Uterine Cancer / Endometrial Cancer Causes and Risk Factors
The cause of uterine cancer is unknown. Chronic exposure to estrogen (i.e., a female hormone produced by the ovaries) increases the risk for developing the disease and estrogen often affects tumor growth. The following factors increase estrogen exposure:
- Early menarche (beginning menstruation before age 12)
- Hormone replacement therapy (HRT) with exogenous estrogen (i.e., without progesterone)
- Late menopause (after age 52)
- Presence of an estrogen-secreting tumor (e.g., some types of breast cancer)
- Nulliparity (having never given birth) or low parity

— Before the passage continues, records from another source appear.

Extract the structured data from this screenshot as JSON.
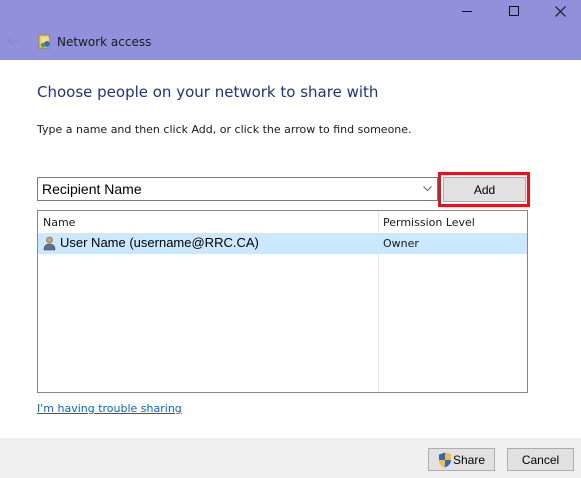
{
  "window": {
    "title": "Network access"
  },
  "icons": {
    "back": "back-arrow-icon",
    "app": "network-share-icon",
    "user": "user-icon",
    "shield": "uac-shield-icon"
  },
  "heading": "Choose people on your network to share with",
  "instructions": "Type a name and then click Add, or click the arrow to find someone.",
  "recipient": {
    "value": "Recipient Name"
  },
  "add_label": "Add",
  "list": {
    "columns": [
      "Name",
      "Permission Level"
    ],
    "rows": [
      {
        "name": "User Name (username@RRC.CA)",
        "permission": "Owner",
        "selected": true
      }
    ]
  },
  "trouble_link": "I'm having trouble sharing",
  "footer": {
    "share_label": "Share",
    "cancel_label": "Cancel"
  },
  "colors": {
    "titlebar": "#9191db",
    "heading": "#1e3287",
    "link": "#0066cc",
    "highlight": "#e0161b",
    "selection": "#cce8ff"
  }
}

Endometrial hyperplasia is a condition that increases the risk for uterine cancer. About one-third of patients with hyperplasia develop endometrial cancer. Symptoms of endometrial hyperplasia include heavy or prolonged menstrual periods, bleeding between menstrual periods, and prolonged amenorrhea (i.e., absence of menstruation for longer than 90 days). Postmenopausal women with hyperplasia may experience vaginal bleeding or spotting.
Long-term use of tamoxifen (e.g., Nolvadex) increases the risk for uterine cancer. Tamoxifen is used to treat breast cancer and to decrease the risk for the disease in certain high-risk patients. Women undergoing treatment with tamoxifen are monitored carefully for uterine abnormalities.
Medical conditions such as obesity, gall bladder disease, diabetes mellitus, and high blood pressure (hypertension) increase the risk for cancer of the uterus.
Other risk factors include the following:
- Age (more common after age 50)
- Family history of uterine cancer
- Personal history of breast, colorectal, or ovarian cancer
- Prior pelvic radiation therapy
- Race (endometrial cancer is more common in Caucasian women and uterine sarcoma is more common in African American women)